* Work to be completed:
Among the lines of the records, find all that carry the word "sign" and copy them.

==== Available data

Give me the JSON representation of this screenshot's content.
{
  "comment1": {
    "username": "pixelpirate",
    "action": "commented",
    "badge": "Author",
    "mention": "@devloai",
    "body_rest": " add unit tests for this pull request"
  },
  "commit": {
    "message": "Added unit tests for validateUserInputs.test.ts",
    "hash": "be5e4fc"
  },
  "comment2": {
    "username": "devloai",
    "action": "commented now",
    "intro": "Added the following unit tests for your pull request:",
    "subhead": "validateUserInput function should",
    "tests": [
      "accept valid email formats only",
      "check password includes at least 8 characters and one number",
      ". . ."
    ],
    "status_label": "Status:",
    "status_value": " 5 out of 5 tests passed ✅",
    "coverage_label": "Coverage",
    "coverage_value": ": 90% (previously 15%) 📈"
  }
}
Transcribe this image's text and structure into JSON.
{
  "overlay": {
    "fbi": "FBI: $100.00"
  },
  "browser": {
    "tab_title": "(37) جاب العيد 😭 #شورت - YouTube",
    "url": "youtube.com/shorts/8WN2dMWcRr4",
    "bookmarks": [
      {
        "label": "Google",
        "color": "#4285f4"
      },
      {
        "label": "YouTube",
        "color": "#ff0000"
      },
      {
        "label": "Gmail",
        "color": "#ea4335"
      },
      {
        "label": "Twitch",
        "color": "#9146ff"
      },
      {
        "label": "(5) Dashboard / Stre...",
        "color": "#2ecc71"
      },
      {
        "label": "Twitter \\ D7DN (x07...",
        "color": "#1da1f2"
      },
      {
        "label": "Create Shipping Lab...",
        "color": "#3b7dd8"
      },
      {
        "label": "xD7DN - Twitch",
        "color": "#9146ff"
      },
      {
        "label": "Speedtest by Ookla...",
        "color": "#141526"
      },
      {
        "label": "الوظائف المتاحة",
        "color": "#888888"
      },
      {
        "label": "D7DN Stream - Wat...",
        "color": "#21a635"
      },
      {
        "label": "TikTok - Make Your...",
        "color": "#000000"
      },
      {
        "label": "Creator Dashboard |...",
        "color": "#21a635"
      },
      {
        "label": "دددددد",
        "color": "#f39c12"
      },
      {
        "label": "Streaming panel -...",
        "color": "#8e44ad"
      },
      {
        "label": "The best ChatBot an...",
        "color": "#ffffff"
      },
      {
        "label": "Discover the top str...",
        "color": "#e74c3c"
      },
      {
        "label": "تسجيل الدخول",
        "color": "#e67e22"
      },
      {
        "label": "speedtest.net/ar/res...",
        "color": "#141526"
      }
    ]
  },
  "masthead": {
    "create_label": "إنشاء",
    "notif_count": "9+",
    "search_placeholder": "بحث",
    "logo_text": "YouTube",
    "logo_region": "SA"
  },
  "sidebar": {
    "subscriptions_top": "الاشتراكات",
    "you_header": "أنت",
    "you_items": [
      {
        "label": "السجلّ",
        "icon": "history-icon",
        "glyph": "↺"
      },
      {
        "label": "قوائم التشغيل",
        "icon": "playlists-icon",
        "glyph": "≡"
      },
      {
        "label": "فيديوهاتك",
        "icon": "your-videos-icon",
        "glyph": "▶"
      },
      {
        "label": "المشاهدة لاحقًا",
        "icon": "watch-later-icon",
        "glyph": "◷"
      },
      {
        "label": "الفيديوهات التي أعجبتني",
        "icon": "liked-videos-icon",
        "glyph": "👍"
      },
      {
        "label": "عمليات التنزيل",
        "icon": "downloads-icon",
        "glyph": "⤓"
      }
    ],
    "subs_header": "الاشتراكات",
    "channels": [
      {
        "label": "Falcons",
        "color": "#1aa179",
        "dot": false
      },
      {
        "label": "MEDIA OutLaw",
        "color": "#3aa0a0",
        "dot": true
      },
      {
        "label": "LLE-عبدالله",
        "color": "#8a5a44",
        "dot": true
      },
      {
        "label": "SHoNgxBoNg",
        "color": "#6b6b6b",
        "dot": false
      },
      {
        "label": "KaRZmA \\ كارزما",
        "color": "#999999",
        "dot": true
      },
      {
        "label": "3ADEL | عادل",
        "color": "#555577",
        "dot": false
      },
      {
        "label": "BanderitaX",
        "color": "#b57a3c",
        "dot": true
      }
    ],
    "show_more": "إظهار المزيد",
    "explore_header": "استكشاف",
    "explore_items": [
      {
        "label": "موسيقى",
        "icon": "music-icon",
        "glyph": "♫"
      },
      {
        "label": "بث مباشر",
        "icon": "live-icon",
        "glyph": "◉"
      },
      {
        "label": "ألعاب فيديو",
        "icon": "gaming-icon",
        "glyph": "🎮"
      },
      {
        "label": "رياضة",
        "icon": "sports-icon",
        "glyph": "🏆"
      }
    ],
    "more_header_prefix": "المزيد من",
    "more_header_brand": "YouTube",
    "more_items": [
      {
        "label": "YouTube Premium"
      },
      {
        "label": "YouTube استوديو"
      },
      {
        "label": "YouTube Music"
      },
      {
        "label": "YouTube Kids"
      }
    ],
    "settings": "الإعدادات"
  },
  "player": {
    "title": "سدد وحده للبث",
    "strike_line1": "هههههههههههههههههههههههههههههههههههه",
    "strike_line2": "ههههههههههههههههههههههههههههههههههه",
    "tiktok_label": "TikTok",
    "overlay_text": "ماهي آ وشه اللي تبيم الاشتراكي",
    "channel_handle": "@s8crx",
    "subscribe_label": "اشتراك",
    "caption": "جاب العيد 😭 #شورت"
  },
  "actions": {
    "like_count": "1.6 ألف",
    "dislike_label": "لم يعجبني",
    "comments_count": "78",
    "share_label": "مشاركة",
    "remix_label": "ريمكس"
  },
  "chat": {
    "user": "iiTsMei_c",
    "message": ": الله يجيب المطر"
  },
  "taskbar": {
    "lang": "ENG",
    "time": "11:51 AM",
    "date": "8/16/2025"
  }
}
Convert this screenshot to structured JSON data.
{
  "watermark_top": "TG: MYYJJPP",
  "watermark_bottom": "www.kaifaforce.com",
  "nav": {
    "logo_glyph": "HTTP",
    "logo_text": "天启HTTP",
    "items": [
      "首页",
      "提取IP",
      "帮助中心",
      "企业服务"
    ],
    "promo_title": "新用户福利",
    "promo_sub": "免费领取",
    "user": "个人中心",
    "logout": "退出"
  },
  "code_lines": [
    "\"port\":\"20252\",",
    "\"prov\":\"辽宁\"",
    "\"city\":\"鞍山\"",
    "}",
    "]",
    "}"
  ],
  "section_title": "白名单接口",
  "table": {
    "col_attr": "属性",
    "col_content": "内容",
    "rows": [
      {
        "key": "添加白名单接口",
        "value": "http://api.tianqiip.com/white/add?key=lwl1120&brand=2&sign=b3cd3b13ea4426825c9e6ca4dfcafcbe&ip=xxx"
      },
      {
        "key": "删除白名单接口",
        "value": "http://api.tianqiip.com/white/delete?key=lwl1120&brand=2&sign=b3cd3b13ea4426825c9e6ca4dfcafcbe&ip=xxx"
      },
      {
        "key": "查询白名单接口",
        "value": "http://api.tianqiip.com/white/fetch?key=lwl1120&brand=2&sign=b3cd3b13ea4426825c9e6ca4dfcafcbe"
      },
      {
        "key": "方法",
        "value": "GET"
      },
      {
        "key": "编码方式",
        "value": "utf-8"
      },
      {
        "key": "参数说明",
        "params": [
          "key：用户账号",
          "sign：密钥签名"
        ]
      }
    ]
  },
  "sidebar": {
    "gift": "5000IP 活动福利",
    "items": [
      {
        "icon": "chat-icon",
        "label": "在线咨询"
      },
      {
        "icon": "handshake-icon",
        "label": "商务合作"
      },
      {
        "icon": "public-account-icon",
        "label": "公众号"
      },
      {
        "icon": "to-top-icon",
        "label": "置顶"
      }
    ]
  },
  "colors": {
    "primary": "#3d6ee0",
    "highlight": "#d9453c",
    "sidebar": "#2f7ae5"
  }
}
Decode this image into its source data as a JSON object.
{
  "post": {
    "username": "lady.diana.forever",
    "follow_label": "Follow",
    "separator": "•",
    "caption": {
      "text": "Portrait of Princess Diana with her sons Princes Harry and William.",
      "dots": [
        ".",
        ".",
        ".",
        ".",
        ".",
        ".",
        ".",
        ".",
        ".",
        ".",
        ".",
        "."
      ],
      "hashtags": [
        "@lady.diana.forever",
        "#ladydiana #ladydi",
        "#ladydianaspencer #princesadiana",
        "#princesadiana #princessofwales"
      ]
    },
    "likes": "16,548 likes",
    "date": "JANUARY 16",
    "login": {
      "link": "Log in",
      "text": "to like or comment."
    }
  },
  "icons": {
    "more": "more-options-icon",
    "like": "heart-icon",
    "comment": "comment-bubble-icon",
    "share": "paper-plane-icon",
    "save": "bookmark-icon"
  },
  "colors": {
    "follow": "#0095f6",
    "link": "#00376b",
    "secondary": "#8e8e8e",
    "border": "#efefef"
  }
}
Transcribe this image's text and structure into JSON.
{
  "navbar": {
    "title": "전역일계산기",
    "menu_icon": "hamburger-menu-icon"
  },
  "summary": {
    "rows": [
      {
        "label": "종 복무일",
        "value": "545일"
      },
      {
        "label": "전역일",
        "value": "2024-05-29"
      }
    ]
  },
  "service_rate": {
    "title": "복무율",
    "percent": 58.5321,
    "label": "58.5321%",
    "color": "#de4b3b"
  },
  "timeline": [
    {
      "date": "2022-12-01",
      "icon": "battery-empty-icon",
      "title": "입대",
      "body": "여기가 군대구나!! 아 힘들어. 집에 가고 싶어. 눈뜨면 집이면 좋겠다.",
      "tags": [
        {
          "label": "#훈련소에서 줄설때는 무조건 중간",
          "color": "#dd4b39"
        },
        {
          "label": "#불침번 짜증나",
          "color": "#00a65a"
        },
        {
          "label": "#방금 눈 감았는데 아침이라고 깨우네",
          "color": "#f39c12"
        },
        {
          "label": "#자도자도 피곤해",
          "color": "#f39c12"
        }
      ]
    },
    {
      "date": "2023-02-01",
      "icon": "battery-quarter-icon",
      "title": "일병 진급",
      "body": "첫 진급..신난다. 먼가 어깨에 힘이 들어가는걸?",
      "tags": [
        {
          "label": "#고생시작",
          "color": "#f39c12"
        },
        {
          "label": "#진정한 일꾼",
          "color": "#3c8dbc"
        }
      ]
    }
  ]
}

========

* Problem solution:
        "value": "http://api.tianqiip.com/white/add?key=lwl1120&brand=2&sign=b3cd3b13ea4426825c9e6ca4dfcafcbe&ip=xxx"
        "value": "http://api.tianqiip.com/white/delete?key=lwl1120&brand=2&sign=b3cd3b13ea4426825c9e6ca4dfcafcbe&ip=xxx"
        "value": "http://api.tianqiip.com/white/fetch?key=lwl1120&brand=2&sign=b3cd3b13ea4426825c9e6ca4dfcafcbe"
          "sign：密钥签名"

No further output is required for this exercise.